Marie Montant

Marie Montant
pas labex
pas Eurias

dates de séjour

01/09/2021 - 15/03/2022

discipline

Sciences du langage et linguistique
Neurosciences et sciences cognitives

Fonction d’origine

Maître de conférences

Institution d’origine

Aix-Marseille Université

pays d'origine

France

projet de recherche

Language evolution from a non-anthropocentric perspective: a transdisciplinary approach for a new paradigm

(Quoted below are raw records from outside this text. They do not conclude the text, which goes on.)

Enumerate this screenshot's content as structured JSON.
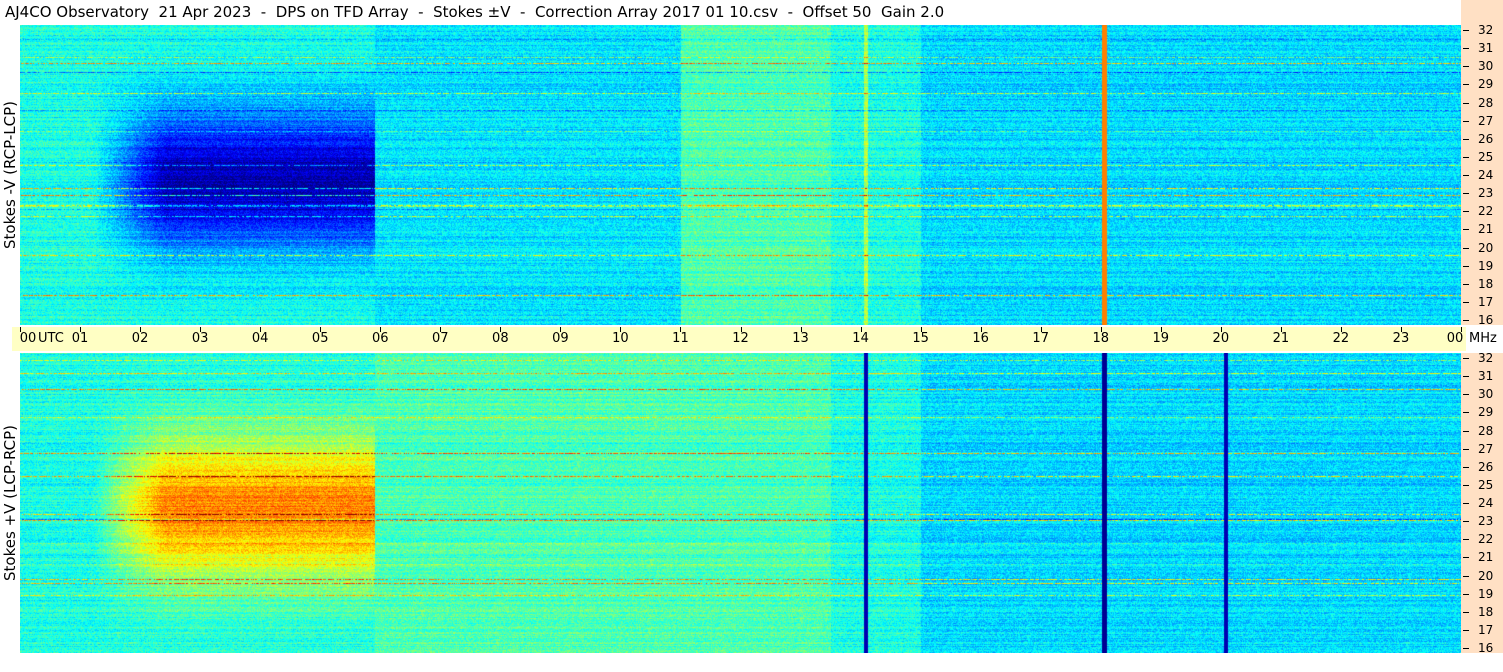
{
  "title": "AJ4CO Observatory  21 Apr 2023  -  DPS on TFD Array  -  Stokes ±V  -  Correction Array 2017 01 10.csv  -  Offset 50  Gain 2.0",
  "chart_data": [
    {
      "type": "heatmap",
      "panel": "top",
      "ylabel": "Stokes -V (RCP-LCP)",
      "x_ticks": [
        "00",
        "01",
        "02",
        "03",
        "04",
        "05",
        "06",
        "07",
        "08",
        "09",
        "10",
        "11",
        "12",
        "13",
        "14",
        "15",
        "16",
        "17",
        "18",
        "19",
        "20",
        "21",
        "22",
        "23",
        "00"
      ],
      "x_unit": "UTC",
      "y_ticks": [
        "32",
        "31",
        "30",
        "29",
        "28",
        "27",
        "26",
        "25",
        "24",
        "23",
        "22",
        "21",
        "20",
        "19",
        "18",
        "17",
        "16"
      ],
      "y_unit": "MHz",
      "ylim": [
        16,
        32
      ],
      "xlim": [
        0,
        24
      ]
    },
    {
      "type": "heatmap",
      "panel": "bottom",
      "ylabel": "Stokes +V (LCP-RCP)",
      "x_ticks": [
        "00",
        "01",
        "02",
        "03",
        "04",
        "05",
        "06",
        "07",
        "08",
        "09",
        "10",
        "11",
        "12",
        "13",
        "14",
        "15",
        "16",
        "17",
        "18",
        "19",
        "20",
        "21",
        "22",
        "23",
        "00"
      ],
      "x_unit": "UTC",
      "y_ticks": [
        "32",
        "31",
        "30",
        "29",
        "28",
        "27",
        "26",
        "25",
        "24",
        "23",
        "22",
        "21",
        "20",
        "19",
        "18",
        "17",
        "16"
      ],
      "y_unit": "MHz",
      "ylim": [
        16,
        32
      ],
      "xlim": [
        0,
        24
      ]
    }
  ],
  "time_axis": {
    "utc_label": "UTC",
    "mhz_label": "MHz"
  },
  "colors": {
    "scale_bg": "#ffe0c4",
    "axis_bg": "#ffffc4"
  }
}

In cognitive sciences, human language evolution is often addressed from a strictly humancentered perspective. That is, most studies in cognitive psychology and neurosciences that compare human to non-human animals focus on specific human cognitive components (e.g. syntax) or human neuroanatomical structures (e.g. the depth of a particular sulcus). Unsurprisingly, these human components and structures are either underdeveloped or missing in non-human animals. These absent or poorly developed properties are classically considered as partially responsible for the difference in complexity between human language and other animal communication systems, and are presented as potential “human-unique” features (the so-called “human uniqueness”). 

 

A major caveat in human-centered comparisons consists in assuming (non-explicitly) that nonhuman cognitive architectures must resemble human cognitive architecture, in parts or as a whole. Such an assumption could hold: 1) if human and nonhuman cognitive architectures had followed similar evolutionary paths and were adapted to comparable environmental, social and biological constraints, and 2) if the cognitive architecture of each species was a construction made of independent (non-interacting) cognitive components that are not sensitive to developmental and phylogenic interactive factors.

 

Given that every species has a unique history leading to a unique cognitive architecture, it seems like a vain enterprise to search for humanspecific components in nonhuman animals. Similarly, trying to prove the absence of humanspecific components in nonhuman architectures does not make much sense either. Because it is no longer sustainable to consider humans as the normative species to which non-human animals should be compared, I would like to develop an alternative paradigm. To specify this paradigm, I suggest two lines of research. 

 

First, I propose to examine the background of the human language function, namely the inherited domain-general elements of “the machinery required to master human language” (Saffran and Thiessen, 2008), that we share with other species, in particular primates. Second, I propose to investigate the nature of complexity in the communication systems of distant species (like cetaceans) by looking at their Umwelten and Umgebung (von Uexküll, 1956).